PROBLEM REQUIREMENTS:
From the entries below, copy every line that holds the word "MovAvg".

RECORDS FOR THE EXERCISE:
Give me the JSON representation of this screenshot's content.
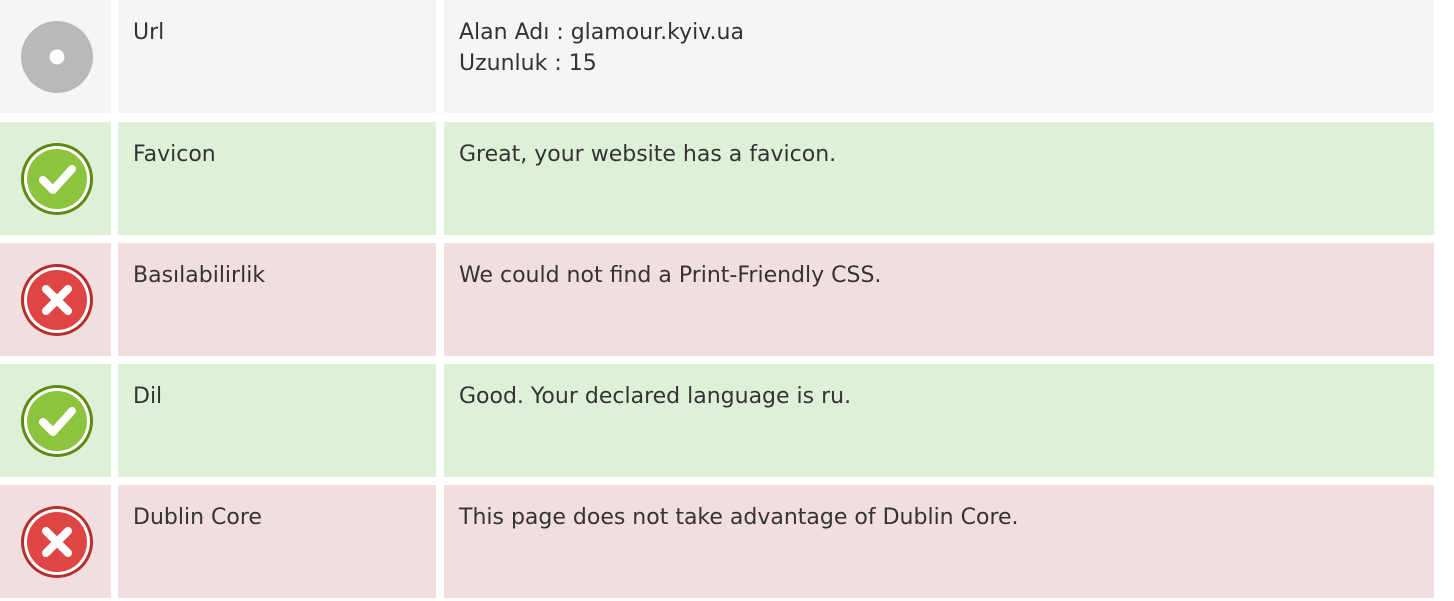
{
  "colors": {
    "neutral_bg": "#f5f5f5",
    "pass_bg": "#dff0d8",
    "fail_bg": "#f2dede",
    "text": "#333333"
  },
  "rows": [
    {
      "status": "neutral",
      "icon": "info-circle-icon",
      "label": "Url",
      "lines": [
        "Alan Adı : glamour.kyiv.ua",
        "Uzunluk : 15"
      ]
    },
    {
      "status": "pass",
      "icon": "check-circle-icon",
      "label": "Favicon",
      "lines": [
        "Great, your website has a favicon."
      ]
    },
    {
      "status": "fail",
      "icon": "x-circle-icon",
      "label": "Basılabilirlik",
      "lines": [
        "We could not find a Print-Friendly CSS."
      ]
    },
    {
      "status": "pass",
      "icon": "check-circle-icon",
      "label": "Dil",
      "lines": [
        "Good. Your declared language is ru."
      ]
    },
    {
      "status": "fail",
      "icon": "x-circle-icon",
      "label": "Dublin Core",
      "lines": [
        "This page does not take advantage of Dublin Core."
      ]
    }
  ]
}
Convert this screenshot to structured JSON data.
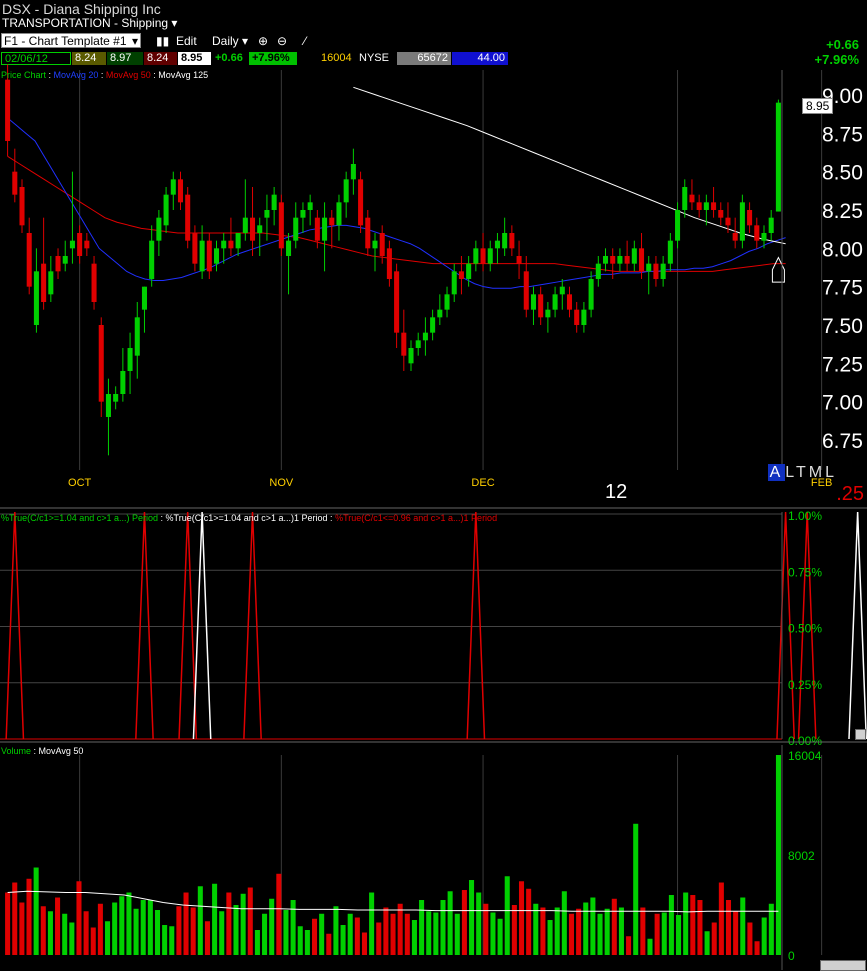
{
  "header": {
    "title": "DSX - Diana Shipping Inc",
    "sector": "TRANSPORTATION - Shipping",
    "template": "F1 - Chart Template #1",
    "edit_label": "Edit",
    "period_label": "Daily",
    "date": "02/06/12",
    "open": "8.24",
    "high": "8.97",
    "low": "8.24",
    "close": "8.95",
    "change": "+0.66",
    "change_pct": "+7.96%",
    "volume": "16004",
    "exchange": "NYSE",
    "field1": "65672",
    "field2": "44.00",
    "right_change": "+0.66",
    "right_change_pct": "+7.96%"
  },
  "colors": {
    "up": "#00d000",
    "down": "#e00000",
    "ma20": "#2030ff",
    "ma50": "#e00000",
    "ma125": "#ffffff",
    "grid": "#3a3a3a",
    "axis_text": "#ffffff",
    "month_text": "#ffd000"
  },
  "price_panel": {
    "legend": [
      "Price Chart",
      "MovAvg 20",
      "MovAvg 50",
      "MovAvg 125"
    ],
    "last_price_label": "8.95",
    "y_ticks": [
      "9.00",
      "8.75",
      "8.50",
      "8.25",
      "8.00",
      "7.75",
      "7.50",
      "7.25",
      "7.00",
      "6.75"
    ],
    "month_labels": [
      "OCT",
      "NOV",
      "DEC",
      "FEB"
    ],
    "year_label": "12",
    "indicator_letters": [
      "A",
      "L",
      "T",
      "M",
      "L"
    ],
    "indicator_value": ".25"
  },
  "indicator_panel": {
    "legend_a": "%True(C/c1>=1.04 and c>1 a...) Period",
    "legend_b": "%True(C/c1>=1.04 and c>1 a...)1 Period",
    "legend_c": "%True(C/c1<=0.96 and c>1 a...)1 Period",
    "y_ticks": [
      "1.00%",
      "0.75%",
      "0.50%",
      "0.25%",
      "0.00%"
    ]
  },
  "volume_panel": {
    "legend": [
      "Volume",
      "MovAvg 50"
    ],
    "y_ticks": [
      "16004",
      "8002",
      "0"
    ]
  },
  "chart_data": {
    "type": "candlestick",
    "title": "DSX - Diana Shipping Inc",
    "ylim": [
      6.6,
      9.1
    ],
    "x_months": {
      "OCT": 10,
      "NOV": 38,
      "DEC": 66,
      "12": 93,
      "FEB": 113
    },
    "candles": [
      [
        9.1,
        9.2,
        8.6,
        8.7
      ],
      [
        8.5,
        8.65,
        8.3,
        8.35
      ],
      [
        8.4,
        8.45,
        8.1,
        8.15
      ],
      [
        8.1,
        8.2,
        7.7,
        7.75
      ],
      [
        7.5,
        8.0,
        7.45,
        7.85
      ],
      [
        7.9,
        8.2,
        7.6,
        7.65
      ],
      [
        7.7,
        7.95,
        7.65,
        7.85
      ],
      [
        7.95,
        8.0,
        7.8,
        7.85
      ],
      [
        7.9,
        8.05,
        7.85,
        7.95
      ],
      [
        8.0,
        8.5,
        7.9,
        8.05
      ],
      [
        8.1,
        8.15,
        7.9,
        7.95
      ],
      [
        8.05,
        8.1,
        7.95,
        8.0
      ],
      [
        7.9,
        7.95,
        7.6,
        7.65
      ],
      [
        7.5,
        7.55,
        6.9,
        7.0
      ],
      [
        6.9,
        7.15,
        6.65,
        7.05
      ],
      [
        7.0,
        7.1,
        6.95,
        7.05
      ],
      [
        7.05,
        7.35,
        7.0,
        7.2
      ],
      [
        7.2,
        7.45,
        7.05,
        7.35
      ],
      [
        7.3,
        7.65,
        7.15,
        7.55
      ],
      [
        7.6,
        7.75,
        7.45,
        7.75
      ],
      [
        7.8,
        8.15,
        7.75,
        8.05
      ],
      [
        8.05,
        8.25,
        7.95,
        8.2
      ],
      [
        8.15,
        8.4,
        8.1,
        8.35
      ],
      [
        8.35,
        8.5,
        8.25,
        8.45
      ],
      [
        8.45,
        8.5,
        8.25,
        8.3
      ],
      [
        8.35,
        8.4,
        8.0,
        8.05
      ],
      [
        8.1,
        8.15,
        7.85,
        7.9
      ],
      [
        7.85,
        8.15,
        7.8,
        8.05
      ],
      [
        8.05,
        8.1,
        7.8,
        7.85
      ],
      [
        7.9,
        8.05,
        7.85,
        8.0
      ],
      [
        8.0,
        8.1,
        7.9,
        8.05
      ],
      [
        8.05,
        8.2,
        7.95,
        8.0
      ],
      [
        8.0,
        8.1,
        7.95,
        8.1
      ],
      [
        8.1,
        8.45,
        8.05,
        8.2
      ],
      [
        8.2,
        8.4,
        7.95,
        8.05
      ],
      [
        8.1,
        8.2,
        7.95,
        8.15
      ],
      [
        8.2,
        8.35,
        8.05,
        8.25
      ],
      [
        8.25,
        8.4,
        8.15,
        8.35
      ],
      [
        8.3,
        8.35,
        7.95,
        8.0
      ],
      [
        7.95,
        8.1,
        7.7,
        8.05
      ],
      [
        8.05,
        8.3,
        8.0,
        8.2
      ],
      [
        8.2,
        8.3,
        8.1,
        8.25
      ],
      [
        8.25,
        8.35,
        8.15,
        8.3
      ],
      [
        8.2,
        8.25,
        8.0,
        8.05
      ],
      [
        8.05,
        8.3,
        7.85,
        8.2
      ],
      [
        8.2,
        8.25,
        8.0,
        8.15
      ],
      [
        8.15,
        8.35,
        8.05,
        8.3
      ],
      [
        8.3,
        8.5,
        8.2,
        8.45
      ],
      [
        8.45,
        8.65,
        8.35,
        8.55
      ],
      [
        8.45,
        8.5,
        8.1,
        8.15
      ],
      [
        8.2,
        8.25,
        7.95,
        8.0
      ],
      [
        8.0,
        8.1,
        7.85,
        8.05
      ],
      [
        8.1,
        8.15,
        7.9,
        7.95
      ],
      [
        8.0,
        8.05,
        7.75,
        7.8
      ],
      [
        7.85,
        7.9,
        7.35,
        7.45
      ],
      [
        7.45,
        7.6,
        7.2,
        7.3
      ],
      [
        7.25,
        7.4,
        7.2,
        7.35
      ],
      [
        7.35,
        7.45,
        7.3,
        7.4
      ],
      [
        7.4,
        7.55,
        7.3,
        7.45
      ],
      [
        7.45,
        7.6,
        7.4,
        7.55
      ],
      [
        7.55,
        7.7,
        7.5,
        7.6
      ],
      [
        7.6,
        7.75,
        7.55,
        7.7
      ],
      [
        7.7,
        7.9,
        7.65,
        7.85
      ],
      [
        7.85,
        7.95,
        7.7,
        7.8
      ],
      [
        7.8,
        7.95,
        7.75,
        7.9
      ],
      [
        7.9,
        8.05,
        7.85,
        8.0
      ],
      [
        8.0,
        8.1,
        7.85,
        7.9
      ],
      [
        7.9,
        8.05,
        7.85,
        8.0
      ],
      [
        8.0,
        8.1,
        7.9,
        8.05
      ],
      [
        8.0,
        8.2,
        7.95,
        8.1
      ],
      [
        8.1,
        8.15,
        7.95,
        8.0
      ],
      [
        7.95,
        8.05,
        7.8,
        7.9
      ],
      [
        7.85,
        7.95,
        7.55,
        7.6
      ],
      [
        7.6,
        7.75,
        7.5,
        7.7
      ],
      [
        7.7,
        7.75,
        7.5,
        7.55
      ],
      [
        7.55,
        7.65,
        7.45,
        7.6
      ],
      [
        7.6,
        7.75,
        7.55,
        7.7
      ],
      [
        7.7,
        7.8,
        7.6,
        7.75
      ],
      [
        7.7,
        7.75,
        7.55,
        7.6
      ],
      [
        7.6,
        7.65,
        7.45,
        7.5
      ],
      [
        7.5,
        7.65,
        7.45,
        7.6
      ],
      [
        7.6,
        7.85,
        7.55,
        7.8
      ],
      [
        7.8,
        7.95,
        7.75,
        7.9
      ],
      [
        7.9,
        8.0,
        7.85,
        7.95
      ],
      [
        7.95,
        8.0,
        7.8,
        7.9
      ],
      [
        7.9,
        8.0,
        7.85,
        7.95
      ],
      [
        7.95,
        8.05,
        7.85,
        7.9
      ],
      [
        7.9,
        8.05,
        7.85,
        8.0
      ],
      [
        8.0,
        8.1,
        7.8,
        7.85
      ],
      [
        7.85,
        7.95,
        7.7,
        7.9
      ],
      [
        7.9,
        7.95,
        7.75,
        7.8
      ],
      [
        7.8,
        7.95,
        7.75,
        7.9
      ],
      [
        7.9,
        8.1,
        7.85,
        8.05
      ],
      [
        8.05,
        8.3,
        8.0,
        8.25
      ],
      [
        8.25,
        8.45,
        8.2,
        8.4
      ],
      [
        8.35,
        8.45,
        8.25,
        8.3
      ],
      [
        8.3,
        8.35,
        8.2,
        8.25
      ],
      [
        8.25,
        8.35,
        8.15,
        8.3
      ],
      [
        8.3,
        8.4,
        8.2,
        8.25
      ],
      [
        8.25,
        8.3,
        8.15,
        8.2
      ],
      [
        8.2,
        8.3,
        8.1,
        8.15
      ],
      [
        8.1,
        8.2,
        8.0,
        8.05
      ],
      [
        8.05,
        8.35,
        8.0,
        8.3
      ],
      [
        8.25,
        8.3,
        8.1,
        8.15
      ],
      [
        8.15,
        8.2,
        8.0,
        8.05
      ],
      [
        8.05,
        8.15,
        8.0,
        8.1
      ],
      [
        8.1,
        8.25,
        8.05,
        8.2
      ],
      [
        8.24,
        8.97,
        8.24,
        8.95
      ]
    ],
    "ma20": [
      8.85,
      8.8,
      8.75,
      8.7,
      8.6,
      8.5,
      8.4,
      8.3,
      8.2,
      8.1,
      8.0,
      7.95,
      7.9,
      7.85,
      7.82,
      7.8,
      7.79,
      7.79,
      7.8,
      7.81,
      7.83,
      7.85,
      7.87,
      7.9,
      7.93,
      7.96,
      7.98,
      8.0,
      8.02,
      8.04,
      8.06,
      8.08,
      8.1,
      8.12,
      8.13,
      8.14,
      8.15,
      8.15,
      8.14,
      8.13,
      8.11,
      8.09,
      8.07,
      8.05,
      8.03,
      8.0,
      7.96,
      7.92,
      7.88,
      7.84,
      7.8,
      7.77,
      7.75,
      7.74,
      7.74,
      7.74,
      7.75,
      7.75,
      7.76,
      7.77,
      7.78,
      7.79,
      7.8,
      7.81,
      7.82,
      7.83,
      7.83,
      7.84,
      7.84,
      7.84,
      7.85,
      7.85,
      7.86,
      7.86,
      7.86,
      7.87,
      7.87,
      7.88,
      7.9,
      7.92,
      7.95,
      7.98,
      8.0,
      8.03,
      8.05,
      8.07
    ],
    "ma50": [
      8.6,
      8.55,
      8.5,
      8.45,
      8.4,
      8.35,
      8.3,
      8.25,
      8.2,
      8.17,
      8.15,
      8.13,
      8.12,
      8.11,
      8.1,
      8.1,
      8.1,
      8.1,
      8.1,
      8.1,
      8.1,
      8.1,
      8.09,
      8.08,
      8.07,
      8.05,
      8.03,
      8.01,
      7.99,
      7.97,
      7.95,
      7.94,
      7.93,
      7.92,
      7.91,
      7.9,
      7.9,
      7.9,
      7.9,
      7.9,
      7.9,
      7.9,
      7.9,
      7.9,
      7.9,
      7.9,
      7.89,
      7.88,
      7.87,
      7.86,
      7.85,
      7.85,
      7.85,
      7.85,
      7.85,
      7.85,
      7.85,
      7.85,
      7.85,
      7.86,
      7.87,
      7.88,
      7.89,
      7.9,
      7.9
    ],
    "ma125": [
      9.05,
      9.0,
      8.95,
      8.9,
      8.85,
      8.8,
      8.74,
      8.68,
      8.62,
      8.56,
      8.5,
      8.44,
      8.38,
      8.32,
      8.26,
      8.2,
      8.15,
      8.1,
      8.06,
      8.03
    ],
    "indicator": {
      "ylim": [
        0,
        1.0
      ],
      "spikes_up_red": [
        1,
        19,
        25,
        34,
        65,
        108
      ],
      "spikes_down_red": [],
      "spikes_white": [
        27,
        118
      ],
      "spikes_red_b": [
        111
      ]
    },
    "volume": {
      "ylim": [
        0,
        16004
      ],
      "values": [
        5000,
        5800,
        4200,
        6100,
        7000,
        3900,
        3500,
        4600,
        3300,
        2600,
        5900,
        3500,
        2200,
        4100,
        2700,
        4200,
        4700,
        5000,
        3700,
        4400,
        4400,
        3600,
        2400,
        2300,
        3900,
        5000,
        3800,
        5500,
        2700,
        5700,
        3500,
        5000,
        4000,
        4900,
        5400,
        2000,
        3300,
        4500,
        6500,
        3600,
        4400,
        2300,
        2000,
        2900,
        3300,
        1700,
        3900,
        2400,
        3300,
        3000,
        1800,
        5000,
        2600,
        3800,
        3300,
        4100,
        3300,
        2800,
        4400,
        3500,
        3400,
        4400,
        5100,
        3300,
        5200,
        6000,
        5000,
        4100,
        3400,
        2900,
        6300,
        4000,
        5900,
        5300,
        4100,
        3800,
        2800,
        3800,
        5100,
        3300,
        3700,
        4200,
        4600,
        3300,
        3700,
        4500,
        3800,
        1500,
        10500,
        3800,
        1300,
        3300,
        3400,
        4800,
        3200,
        5000,
        4800,
        4400,
        1900,
        2600,
        5800,
        4400,
        3500,
        4600,
        2600,
        1100,
        3000,
        4100,
        16004
      ],
      "ma50": [
        5000,
        5100,
        5050,
        5000,
        5000,
        4900,
        4800,
        4500,
        4200,
        4000,
        3900,
        3800,
        3700,
        3700,
        3700,
        3650,
        3650,
        3650,
        3600,
        3600,
        3600,
        3600,
        3550,
        3550,
        3550,
        3550,
        3550,
        3550,
        3550,
        3500,
        3500,
        3500,
        3500,
        3500,
        3500,
        3450,
        3500,
        3500,
        3500,
        3500,
        3500
      ]
    }
  }
}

EXPECTED ANSWER:
      "MovAvg 20",
      "MovAvg 50",
      "MovAvg 125"
      "MovAvg 50"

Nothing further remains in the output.